Have you ever experienced the feeling of your mind drifting away, following some stray thought in your head, rather than being fully present in the moment? Your answer to this question is almost certainly going to be yes because this happens to most people on a regular basis. Finding ways to ground yourself can help you be fully aware of your environment, and to truly appreciate and gain meaning from your experiences.
So, what does ‘to ground yourself’ mean? From the Gestalt Theory view, the act of grounding oneself is done to reconnect to the present moment, and to regain a sense of stability and balance. In a sense, it is a way to reconnect ourselves to the Earth we stand on, and to ourselves in that very moment.
Here are 5 easy and simple ways to ground yourself:
- Place both feet on the floor. This is such a simple movement, yet it is extremely effective. Feeling the floor or ground beneath your feet centres you and brings you back to the here and now. Direct your attention to how your feet feel on the floor, and make sure that the rest of your body is comfortable as you do so.
- Take a few slow, deep breaths. Breathing exercises are a great way to redirect your attention to the present moment. Even though it will be difficult at first, it is important to focus on your breathing rather than any thoughts in your head. If this happens and your attention is caught by a passing thought, start off by acknowledging it. After a few moments of giving, it’s space in your consciousness, let it go. Direct your attention back to your breathing by noticing the feeling of the breath reaching all the way down to your stomach. Hold the breath there for a few seconds, and then release.
- Focus on something in your current environment. Bringing awareness to your surroundings is another way of shifting your attention to the here and now. Pick something in your environment (it can be anything!) and notice its shape, its colour, its texture, and any other characteristics that it holds.

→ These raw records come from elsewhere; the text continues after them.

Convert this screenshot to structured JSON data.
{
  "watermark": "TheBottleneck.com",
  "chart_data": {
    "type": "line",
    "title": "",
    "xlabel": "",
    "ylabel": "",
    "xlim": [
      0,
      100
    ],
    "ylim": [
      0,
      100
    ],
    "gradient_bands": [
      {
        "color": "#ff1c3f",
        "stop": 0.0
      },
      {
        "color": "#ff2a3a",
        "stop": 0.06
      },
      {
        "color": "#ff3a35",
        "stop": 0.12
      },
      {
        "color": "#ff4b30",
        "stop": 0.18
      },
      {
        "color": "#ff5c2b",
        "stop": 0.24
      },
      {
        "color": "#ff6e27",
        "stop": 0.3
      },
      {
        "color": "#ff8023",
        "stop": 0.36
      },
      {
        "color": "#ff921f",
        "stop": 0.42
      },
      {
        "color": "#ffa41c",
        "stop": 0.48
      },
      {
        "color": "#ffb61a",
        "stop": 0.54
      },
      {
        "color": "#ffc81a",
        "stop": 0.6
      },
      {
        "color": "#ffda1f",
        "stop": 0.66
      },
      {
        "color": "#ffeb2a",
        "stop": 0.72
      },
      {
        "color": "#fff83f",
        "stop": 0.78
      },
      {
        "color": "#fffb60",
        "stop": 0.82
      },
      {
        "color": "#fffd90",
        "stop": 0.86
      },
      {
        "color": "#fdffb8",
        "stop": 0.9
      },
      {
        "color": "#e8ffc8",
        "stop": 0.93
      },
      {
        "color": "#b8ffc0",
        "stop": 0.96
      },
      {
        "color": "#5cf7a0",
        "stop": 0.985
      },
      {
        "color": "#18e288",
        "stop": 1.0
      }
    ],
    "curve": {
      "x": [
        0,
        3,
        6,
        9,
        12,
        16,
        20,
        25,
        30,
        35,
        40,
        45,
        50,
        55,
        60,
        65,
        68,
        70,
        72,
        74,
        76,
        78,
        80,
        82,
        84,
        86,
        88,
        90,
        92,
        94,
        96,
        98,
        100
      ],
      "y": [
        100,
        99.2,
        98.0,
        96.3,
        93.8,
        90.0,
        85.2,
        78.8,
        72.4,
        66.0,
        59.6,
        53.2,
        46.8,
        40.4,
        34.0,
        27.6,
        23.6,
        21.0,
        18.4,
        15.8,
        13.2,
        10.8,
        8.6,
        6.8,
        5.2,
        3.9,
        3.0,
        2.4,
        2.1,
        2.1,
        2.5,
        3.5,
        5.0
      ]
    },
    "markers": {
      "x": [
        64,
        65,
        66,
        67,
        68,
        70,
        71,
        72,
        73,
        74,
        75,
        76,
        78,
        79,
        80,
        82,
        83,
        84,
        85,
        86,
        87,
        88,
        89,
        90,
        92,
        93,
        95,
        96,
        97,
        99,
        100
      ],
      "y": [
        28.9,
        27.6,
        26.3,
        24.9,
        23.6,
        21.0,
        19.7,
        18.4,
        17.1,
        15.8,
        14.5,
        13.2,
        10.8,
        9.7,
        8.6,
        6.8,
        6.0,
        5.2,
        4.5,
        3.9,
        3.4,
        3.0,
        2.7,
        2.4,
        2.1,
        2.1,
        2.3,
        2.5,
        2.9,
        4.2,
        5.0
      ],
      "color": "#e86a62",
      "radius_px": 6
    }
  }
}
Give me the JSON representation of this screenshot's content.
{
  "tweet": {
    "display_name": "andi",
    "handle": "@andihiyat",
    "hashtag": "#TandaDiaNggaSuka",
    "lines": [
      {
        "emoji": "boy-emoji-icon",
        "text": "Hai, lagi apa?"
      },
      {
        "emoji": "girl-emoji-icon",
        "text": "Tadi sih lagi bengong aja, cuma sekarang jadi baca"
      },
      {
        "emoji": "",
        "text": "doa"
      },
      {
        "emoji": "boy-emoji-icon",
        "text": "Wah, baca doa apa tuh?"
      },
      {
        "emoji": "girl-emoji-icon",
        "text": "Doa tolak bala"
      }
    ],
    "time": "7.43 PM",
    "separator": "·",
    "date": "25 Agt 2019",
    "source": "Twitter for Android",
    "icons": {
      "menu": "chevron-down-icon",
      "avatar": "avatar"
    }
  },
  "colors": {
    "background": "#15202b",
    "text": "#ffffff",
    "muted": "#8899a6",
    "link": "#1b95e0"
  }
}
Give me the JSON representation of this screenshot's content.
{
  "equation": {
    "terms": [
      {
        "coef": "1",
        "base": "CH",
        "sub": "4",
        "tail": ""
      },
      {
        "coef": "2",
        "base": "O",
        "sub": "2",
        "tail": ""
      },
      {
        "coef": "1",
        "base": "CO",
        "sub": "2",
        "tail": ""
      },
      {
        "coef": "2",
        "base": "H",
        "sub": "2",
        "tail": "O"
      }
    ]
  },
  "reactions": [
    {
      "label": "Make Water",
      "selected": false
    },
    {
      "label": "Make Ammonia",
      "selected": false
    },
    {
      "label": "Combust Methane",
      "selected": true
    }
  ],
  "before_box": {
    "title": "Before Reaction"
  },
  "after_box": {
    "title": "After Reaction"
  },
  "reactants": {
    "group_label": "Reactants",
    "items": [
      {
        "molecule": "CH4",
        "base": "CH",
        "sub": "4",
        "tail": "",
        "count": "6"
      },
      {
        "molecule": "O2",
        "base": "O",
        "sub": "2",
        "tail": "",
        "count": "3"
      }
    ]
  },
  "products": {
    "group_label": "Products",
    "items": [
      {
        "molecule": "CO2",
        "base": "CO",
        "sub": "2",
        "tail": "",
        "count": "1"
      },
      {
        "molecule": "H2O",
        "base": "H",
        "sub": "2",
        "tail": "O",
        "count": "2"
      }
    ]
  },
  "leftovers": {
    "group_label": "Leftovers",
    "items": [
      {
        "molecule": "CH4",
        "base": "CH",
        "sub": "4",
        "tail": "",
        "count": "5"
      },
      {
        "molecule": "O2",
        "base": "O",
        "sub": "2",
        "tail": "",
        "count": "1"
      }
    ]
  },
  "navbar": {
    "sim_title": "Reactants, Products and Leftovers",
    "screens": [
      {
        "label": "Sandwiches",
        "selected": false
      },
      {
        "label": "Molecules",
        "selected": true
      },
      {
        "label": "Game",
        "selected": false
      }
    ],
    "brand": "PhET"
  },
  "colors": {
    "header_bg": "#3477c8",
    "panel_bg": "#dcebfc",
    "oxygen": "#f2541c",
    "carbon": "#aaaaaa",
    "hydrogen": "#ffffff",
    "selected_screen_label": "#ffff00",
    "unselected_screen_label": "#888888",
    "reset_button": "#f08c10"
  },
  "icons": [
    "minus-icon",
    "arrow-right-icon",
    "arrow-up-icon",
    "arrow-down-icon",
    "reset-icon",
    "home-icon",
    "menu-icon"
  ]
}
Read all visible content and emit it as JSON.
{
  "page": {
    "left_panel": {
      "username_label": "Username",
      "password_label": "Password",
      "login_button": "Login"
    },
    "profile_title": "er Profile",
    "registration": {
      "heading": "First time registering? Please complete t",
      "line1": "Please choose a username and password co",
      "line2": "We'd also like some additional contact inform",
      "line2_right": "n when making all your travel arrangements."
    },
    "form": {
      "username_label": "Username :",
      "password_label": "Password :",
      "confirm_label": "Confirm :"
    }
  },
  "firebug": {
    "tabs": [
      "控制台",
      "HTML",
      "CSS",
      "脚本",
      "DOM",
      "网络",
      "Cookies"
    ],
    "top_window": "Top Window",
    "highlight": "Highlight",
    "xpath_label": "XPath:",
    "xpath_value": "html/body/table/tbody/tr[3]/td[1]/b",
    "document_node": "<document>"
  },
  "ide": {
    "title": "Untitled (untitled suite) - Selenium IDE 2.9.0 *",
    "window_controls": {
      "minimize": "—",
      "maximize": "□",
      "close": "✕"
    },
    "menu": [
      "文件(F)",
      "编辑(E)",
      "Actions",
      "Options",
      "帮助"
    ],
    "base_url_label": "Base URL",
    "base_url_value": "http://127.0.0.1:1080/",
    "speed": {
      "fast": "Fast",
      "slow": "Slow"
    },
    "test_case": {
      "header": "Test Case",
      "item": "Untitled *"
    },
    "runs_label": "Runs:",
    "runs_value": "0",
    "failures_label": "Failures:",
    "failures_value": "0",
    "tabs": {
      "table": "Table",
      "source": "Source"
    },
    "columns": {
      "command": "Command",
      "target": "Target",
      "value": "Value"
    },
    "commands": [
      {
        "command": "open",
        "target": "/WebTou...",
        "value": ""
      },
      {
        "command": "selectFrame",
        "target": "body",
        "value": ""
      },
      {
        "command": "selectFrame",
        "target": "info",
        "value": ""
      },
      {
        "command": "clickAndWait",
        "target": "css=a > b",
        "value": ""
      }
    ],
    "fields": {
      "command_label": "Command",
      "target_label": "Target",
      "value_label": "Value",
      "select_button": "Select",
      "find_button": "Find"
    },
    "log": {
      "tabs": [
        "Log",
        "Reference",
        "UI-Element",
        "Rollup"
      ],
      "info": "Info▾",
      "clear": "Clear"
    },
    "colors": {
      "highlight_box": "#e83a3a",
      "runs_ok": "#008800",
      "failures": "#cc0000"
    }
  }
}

- Notice the different sounds coming from your environment. Pay attention to that bird singing in the tree outside your kitchen window, or the sound of an aeroplane flying over your head. We tend to block out these sounds whilst going about our day; so, see what sound you can hear that you have never even noticed before.
- Zone in on what you are feeling in different parts of your body. Take the time to notice what you are feeling in your neck, in your arms, in your legs, and in all other parts of your body. Continue in this way whilst working slowly through your whole body and giving the space and time for each part to take centre stage.
It is always important to note that each person is different, and what can be stabilising and grounding to some, might feel uncomfortable to others. Take the time to reflect and explore exactly what works for you – you won’t regret it!
If you think that you can benefit from professional support on this issue you can reach out here.
Lisa Laspina is a Trainee Gestalt Psychotherapist who is currently working with Willingness. She is reading for a Masters in Gestalt Psychotherapy.
- Jackson, T. (2017, August 24). Grounding: What to Do When You Feel Unstable. TONI JACKSON Counselling & Psychotherapy for the Misunderstood. Retrieved December 5, 2021, from https://tonijacksoncounselling.com/2017/08/24/grounding-what-to-do-when-you-feel-unstable/
- Stern, D. N. (2010). The Present Moment in Psychotherapy and Everyday Life. Gestalt Review, 14(3), 322–325.